I made a choice to apply only for my reach internships this past year, and when they didn’t pan out, I was a bit put off. Sure, it’s easy to put on a face and act OK with weeks of rejection emails, but really, it felt a little bit like I was being left behind when my friends and colleagues all started making plans to go off in this or that direction for their stints at daily newspapers. I amassed credits quickly during my undergrad, so I had my “big regional metro” summer a year before a lot of students my age.

But my dear friend, Alicia, repeatedly gave me the advice I needed. I’ll paraphrase it here:

“Shaina, you had your daily newspaper summer. This summer, treat yo’self.”

And so the treat yo’self summer began.

  • On traveling: I’m lucky to live only 6.5 hours from where I grew up, but on any given weekend during the semester that is a bit too far to travel for a visit home. Because I’ve spent the past few summers away from home, I took advantage of having flexible hours that let me be present for my parents’ birthdays, wedding parties, etc.I also was lucky enough to have many of my close friends spending their summers in Kansas City, an awesome place that is near the top of my list to live post-graduation. As often as I could, I crashed at my roommate’s house and explored the restaurants, bars, local landmarks and museums that KC has to offer.
  • On ballet: I could rant for a few thousand words about what dancing has meant to me…and probably will in the near future (hint: check in with The Riveter later this fall!). But for now, I’m just happy to be able to indulge in something that makes me incredibly happy, even if it does mean I wake up with sore muscles more often than not. There’s something freeing about clearing your mind of the day’s events and to-do lists and just focusing on balancing a beat longer or spotting a turn with a sharper head. It’s been a treat, indeed.

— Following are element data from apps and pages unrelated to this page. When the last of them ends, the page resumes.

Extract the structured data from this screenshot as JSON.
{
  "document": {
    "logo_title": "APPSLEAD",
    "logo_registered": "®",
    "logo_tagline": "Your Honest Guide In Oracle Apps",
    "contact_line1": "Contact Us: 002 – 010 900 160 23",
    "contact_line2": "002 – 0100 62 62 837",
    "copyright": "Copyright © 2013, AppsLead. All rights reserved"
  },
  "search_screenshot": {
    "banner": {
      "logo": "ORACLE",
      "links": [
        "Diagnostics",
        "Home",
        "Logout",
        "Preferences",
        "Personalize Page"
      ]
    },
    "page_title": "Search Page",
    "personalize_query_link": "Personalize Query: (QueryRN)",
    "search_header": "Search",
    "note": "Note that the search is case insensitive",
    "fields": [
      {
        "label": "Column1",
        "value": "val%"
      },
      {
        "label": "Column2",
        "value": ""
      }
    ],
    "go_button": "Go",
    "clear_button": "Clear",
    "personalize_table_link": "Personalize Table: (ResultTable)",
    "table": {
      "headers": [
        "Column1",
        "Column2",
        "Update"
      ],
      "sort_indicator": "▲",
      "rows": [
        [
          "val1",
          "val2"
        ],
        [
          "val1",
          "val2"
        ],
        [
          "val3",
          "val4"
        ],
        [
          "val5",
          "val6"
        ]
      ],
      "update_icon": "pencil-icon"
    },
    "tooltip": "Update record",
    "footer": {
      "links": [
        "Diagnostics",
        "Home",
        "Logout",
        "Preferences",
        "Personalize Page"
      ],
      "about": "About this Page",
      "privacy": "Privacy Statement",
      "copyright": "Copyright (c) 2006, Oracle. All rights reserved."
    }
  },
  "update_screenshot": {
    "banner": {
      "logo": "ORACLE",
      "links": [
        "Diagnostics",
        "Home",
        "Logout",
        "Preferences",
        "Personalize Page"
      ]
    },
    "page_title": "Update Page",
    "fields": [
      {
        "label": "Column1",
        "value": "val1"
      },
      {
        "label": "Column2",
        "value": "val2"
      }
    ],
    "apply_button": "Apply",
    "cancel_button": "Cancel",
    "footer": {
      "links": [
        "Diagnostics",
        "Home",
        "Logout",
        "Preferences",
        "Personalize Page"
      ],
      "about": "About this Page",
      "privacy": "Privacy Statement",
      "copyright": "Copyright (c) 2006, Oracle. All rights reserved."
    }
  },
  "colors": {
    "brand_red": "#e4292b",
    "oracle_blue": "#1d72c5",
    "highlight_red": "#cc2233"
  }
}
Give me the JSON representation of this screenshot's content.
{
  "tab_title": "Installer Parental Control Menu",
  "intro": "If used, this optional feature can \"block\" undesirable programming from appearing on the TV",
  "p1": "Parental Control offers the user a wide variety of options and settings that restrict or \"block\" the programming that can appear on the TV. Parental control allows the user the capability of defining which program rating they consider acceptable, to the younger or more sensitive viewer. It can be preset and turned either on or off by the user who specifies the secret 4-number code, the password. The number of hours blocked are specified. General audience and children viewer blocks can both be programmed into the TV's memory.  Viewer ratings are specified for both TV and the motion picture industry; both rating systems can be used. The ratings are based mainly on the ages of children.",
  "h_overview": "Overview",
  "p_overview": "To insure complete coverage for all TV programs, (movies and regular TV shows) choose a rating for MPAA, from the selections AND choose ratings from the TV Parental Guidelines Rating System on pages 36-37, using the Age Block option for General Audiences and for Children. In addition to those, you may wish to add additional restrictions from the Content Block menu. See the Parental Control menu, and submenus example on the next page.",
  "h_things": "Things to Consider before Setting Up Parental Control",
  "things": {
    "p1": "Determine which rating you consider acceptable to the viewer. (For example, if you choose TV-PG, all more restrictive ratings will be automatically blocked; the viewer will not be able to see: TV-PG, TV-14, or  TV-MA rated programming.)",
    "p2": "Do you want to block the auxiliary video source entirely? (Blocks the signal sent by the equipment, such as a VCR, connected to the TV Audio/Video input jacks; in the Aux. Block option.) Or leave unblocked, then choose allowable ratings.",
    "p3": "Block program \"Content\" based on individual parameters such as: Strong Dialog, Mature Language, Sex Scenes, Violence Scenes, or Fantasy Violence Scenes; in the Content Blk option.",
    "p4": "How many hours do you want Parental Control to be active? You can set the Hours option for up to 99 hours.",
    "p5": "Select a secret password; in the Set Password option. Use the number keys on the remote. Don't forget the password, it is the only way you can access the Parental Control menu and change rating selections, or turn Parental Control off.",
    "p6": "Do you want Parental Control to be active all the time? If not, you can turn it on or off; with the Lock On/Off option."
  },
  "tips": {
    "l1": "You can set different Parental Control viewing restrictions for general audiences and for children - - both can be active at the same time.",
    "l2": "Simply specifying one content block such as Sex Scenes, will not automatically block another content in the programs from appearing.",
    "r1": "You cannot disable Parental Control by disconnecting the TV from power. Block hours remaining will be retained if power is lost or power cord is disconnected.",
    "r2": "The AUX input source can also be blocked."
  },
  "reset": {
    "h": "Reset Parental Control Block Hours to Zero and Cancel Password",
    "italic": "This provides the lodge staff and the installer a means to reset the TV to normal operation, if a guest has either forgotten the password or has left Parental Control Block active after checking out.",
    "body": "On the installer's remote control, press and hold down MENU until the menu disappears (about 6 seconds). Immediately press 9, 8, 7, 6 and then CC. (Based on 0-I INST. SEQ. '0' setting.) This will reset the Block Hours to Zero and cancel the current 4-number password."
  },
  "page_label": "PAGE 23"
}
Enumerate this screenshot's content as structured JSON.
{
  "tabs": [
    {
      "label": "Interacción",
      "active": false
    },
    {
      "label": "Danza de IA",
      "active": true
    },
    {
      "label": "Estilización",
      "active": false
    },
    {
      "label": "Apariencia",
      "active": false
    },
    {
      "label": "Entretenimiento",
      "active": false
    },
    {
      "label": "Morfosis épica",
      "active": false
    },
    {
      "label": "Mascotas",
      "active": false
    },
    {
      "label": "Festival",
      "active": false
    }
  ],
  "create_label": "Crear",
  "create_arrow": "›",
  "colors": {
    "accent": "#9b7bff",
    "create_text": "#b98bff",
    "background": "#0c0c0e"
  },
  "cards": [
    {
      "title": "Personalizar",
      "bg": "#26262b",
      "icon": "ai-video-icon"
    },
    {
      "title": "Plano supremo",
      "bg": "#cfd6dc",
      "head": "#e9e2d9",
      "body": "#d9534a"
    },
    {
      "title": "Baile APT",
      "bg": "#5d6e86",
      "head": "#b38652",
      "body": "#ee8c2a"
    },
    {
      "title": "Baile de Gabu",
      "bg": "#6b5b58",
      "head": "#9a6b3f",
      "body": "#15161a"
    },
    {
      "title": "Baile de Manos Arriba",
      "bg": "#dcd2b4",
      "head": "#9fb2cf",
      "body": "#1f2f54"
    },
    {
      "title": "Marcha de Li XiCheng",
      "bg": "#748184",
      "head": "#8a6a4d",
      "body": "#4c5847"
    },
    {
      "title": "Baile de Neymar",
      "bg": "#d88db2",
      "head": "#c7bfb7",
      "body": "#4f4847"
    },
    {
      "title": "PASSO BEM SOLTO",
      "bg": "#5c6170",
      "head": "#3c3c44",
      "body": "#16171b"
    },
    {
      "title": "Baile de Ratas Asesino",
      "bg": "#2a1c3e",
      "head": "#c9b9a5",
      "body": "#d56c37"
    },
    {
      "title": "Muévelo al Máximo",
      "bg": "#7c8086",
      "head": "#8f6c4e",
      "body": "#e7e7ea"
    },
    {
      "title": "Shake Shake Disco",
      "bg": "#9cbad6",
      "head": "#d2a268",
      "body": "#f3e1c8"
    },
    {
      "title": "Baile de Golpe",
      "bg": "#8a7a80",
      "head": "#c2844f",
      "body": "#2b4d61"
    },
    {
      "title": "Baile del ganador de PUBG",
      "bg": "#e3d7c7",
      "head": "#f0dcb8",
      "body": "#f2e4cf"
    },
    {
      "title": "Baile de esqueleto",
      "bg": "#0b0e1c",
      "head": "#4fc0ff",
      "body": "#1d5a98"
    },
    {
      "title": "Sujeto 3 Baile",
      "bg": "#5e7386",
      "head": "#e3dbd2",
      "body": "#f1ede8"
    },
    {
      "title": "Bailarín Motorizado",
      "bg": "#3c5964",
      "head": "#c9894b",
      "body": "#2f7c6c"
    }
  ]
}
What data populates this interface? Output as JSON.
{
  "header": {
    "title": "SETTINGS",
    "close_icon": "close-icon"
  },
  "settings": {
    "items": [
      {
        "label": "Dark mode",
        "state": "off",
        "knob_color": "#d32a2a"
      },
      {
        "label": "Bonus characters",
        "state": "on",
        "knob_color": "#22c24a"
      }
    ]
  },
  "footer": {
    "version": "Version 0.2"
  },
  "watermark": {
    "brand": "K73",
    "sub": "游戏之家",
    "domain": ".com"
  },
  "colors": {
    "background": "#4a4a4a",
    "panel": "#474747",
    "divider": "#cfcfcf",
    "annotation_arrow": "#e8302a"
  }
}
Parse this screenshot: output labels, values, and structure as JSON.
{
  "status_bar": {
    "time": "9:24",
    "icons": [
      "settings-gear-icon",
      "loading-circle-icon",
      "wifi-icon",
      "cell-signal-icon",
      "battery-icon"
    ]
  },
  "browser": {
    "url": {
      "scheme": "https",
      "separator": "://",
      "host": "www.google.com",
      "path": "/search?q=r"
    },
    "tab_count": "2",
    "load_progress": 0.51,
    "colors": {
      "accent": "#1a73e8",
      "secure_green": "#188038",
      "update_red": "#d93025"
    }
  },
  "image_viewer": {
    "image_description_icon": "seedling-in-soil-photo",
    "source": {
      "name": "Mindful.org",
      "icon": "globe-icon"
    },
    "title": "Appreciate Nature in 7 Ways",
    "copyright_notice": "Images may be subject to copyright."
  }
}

In a little more than a week, my last fall semester at MU will begin, and I’ll take on a whole host of new classes and journalism experiences. Although I began the summer feeling a little out of sorts, I’m ending it glad I took the time to try new things and enjoy actually having a vacation. I’ve watched my friends and sister start full-time positions, so I’m planning to savor this time as long as I can.